I attended a business networking reception with my husband a year or so ago. Drinks in hand, we all gathered in small clusters, most people meeting one another for the first time. The conversation focused on the lovely venue, beautiful spring weather, current events, until, all of a sudden…… I felt uncomfortable and tense and nervous. My husband noticed me shifting on my feet and the anxious expression on my face. And there it was – the dreaded question directed at me from across the small group – What Do You Do?
So – What Do You Do? I worry about what I don’t do. I compare myself to others and judge myself against their responses – and the important imagined lives they lead.
Self help books and gurus preach everyone needs a passion and a sense of purpose and fulfillment. Without a real and regular job, do I have a passion? Am I a contributor? Do I consider myself driven and independent, even if I don’t earn money on my own? Am I interesting enough? Do people question what I really do all day?
I can easily tell you what I used to do. At one time, I had a fairly nice career in Human Resources. I taught training seminars, interviewed job candidates, made decisions. I was busy and productive and contributed to a company’s bottom line.
After our sons came along, I made the decision to leave my career and be a full time mom. Not once did I regret my decision and felt blessed to be able to have the choice. Back then, What Do You Do? prompted the reply I stayed home with our small children – or teenagers. I knew I was working hard at the task of raising our boys. It seemed a valuable and meaningful way to spend my day.
And then one day “my job” was finished – our sons grew up and moved on. Now what?! For a variety of reasons, I did not seek other employment – and sometimes questioned if this was ok. I had a number of discussions with myself and worked through my What Do You Do? issue. And I figured out it doesn’t matter what I do.
If I am happy and fulfilled and energetic and engaged and my relationships are thriving – then all is well and good. I discovered it is absolutely fine if what I enjoy doing does not provide an income – and I have no need to apologize for it.
I finally came to understand What Do You Do? is not about me. This is not a contest or a judgement. It is simply an icebreaker, a tried and true and safe question to initiate polite conversation.
So – What Do I Do?
It works for me to mull over my response-of-the-day when I am heading to a dinner party or function. Research shows mentally rehearsing what you will say in anxiety producing situations helps to calm nerves and relieve stage fright.
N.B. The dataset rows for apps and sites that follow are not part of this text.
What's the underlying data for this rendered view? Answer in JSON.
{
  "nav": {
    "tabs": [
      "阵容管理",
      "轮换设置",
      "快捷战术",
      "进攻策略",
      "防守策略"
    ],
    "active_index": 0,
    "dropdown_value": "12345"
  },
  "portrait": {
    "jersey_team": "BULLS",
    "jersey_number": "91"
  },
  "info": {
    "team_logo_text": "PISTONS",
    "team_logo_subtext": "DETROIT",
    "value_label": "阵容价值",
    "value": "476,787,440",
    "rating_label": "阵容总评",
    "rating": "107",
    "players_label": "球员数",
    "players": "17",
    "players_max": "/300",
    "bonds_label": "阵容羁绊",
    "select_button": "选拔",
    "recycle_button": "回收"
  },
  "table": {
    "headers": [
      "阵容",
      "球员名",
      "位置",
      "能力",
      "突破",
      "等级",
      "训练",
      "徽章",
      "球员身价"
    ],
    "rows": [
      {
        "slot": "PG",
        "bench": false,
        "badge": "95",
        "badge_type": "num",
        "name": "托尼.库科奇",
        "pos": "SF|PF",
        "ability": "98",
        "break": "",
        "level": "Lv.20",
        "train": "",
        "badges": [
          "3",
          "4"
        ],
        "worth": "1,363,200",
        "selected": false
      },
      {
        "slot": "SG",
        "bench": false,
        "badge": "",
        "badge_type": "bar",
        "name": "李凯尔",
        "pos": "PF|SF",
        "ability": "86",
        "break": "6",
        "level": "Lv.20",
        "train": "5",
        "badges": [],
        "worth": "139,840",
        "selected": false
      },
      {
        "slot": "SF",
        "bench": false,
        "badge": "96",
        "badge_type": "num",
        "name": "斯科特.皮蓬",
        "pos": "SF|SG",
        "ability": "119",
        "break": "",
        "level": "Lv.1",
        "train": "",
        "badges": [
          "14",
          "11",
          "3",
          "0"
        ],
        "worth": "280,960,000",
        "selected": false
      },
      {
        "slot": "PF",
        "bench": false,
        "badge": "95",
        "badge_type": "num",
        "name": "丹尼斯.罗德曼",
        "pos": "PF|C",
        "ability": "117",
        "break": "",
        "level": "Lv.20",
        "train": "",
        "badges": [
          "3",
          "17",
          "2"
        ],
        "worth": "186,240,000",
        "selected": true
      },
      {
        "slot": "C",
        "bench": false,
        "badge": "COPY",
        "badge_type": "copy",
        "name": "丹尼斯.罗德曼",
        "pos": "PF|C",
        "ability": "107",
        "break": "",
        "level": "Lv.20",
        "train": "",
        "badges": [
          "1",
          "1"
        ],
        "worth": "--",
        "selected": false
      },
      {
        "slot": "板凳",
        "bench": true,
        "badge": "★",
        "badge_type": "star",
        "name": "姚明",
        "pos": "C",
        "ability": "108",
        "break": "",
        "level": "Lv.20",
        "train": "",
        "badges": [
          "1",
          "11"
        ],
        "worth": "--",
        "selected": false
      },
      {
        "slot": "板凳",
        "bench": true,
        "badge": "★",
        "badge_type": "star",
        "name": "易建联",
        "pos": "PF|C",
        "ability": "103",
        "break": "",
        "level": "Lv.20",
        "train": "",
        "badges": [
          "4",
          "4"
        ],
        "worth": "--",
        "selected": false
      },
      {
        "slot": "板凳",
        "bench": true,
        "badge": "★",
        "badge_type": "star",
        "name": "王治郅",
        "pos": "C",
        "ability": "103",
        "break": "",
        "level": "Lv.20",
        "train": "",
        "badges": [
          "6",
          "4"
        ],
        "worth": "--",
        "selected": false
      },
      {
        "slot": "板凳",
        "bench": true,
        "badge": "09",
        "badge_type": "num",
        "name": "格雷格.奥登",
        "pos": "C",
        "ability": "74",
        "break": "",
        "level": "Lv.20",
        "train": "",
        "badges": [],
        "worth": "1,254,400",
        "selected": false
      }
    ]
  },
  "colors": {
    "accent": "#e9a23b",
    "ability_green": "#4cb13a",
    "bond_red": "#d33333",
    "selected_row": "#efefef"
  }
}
Then, when THE question comes my way, I am set, ready, and comfortable.
And what I’ve learned is most people welcome the chance to discuss golf, exercise, pets, books,………
Tags: let it go
My walking buddy and I meet every Tuesday for our…
Four years ago, we sold our big house in Texas…
Late last year, a college friend passed away. Other than…
Your email address will not be published.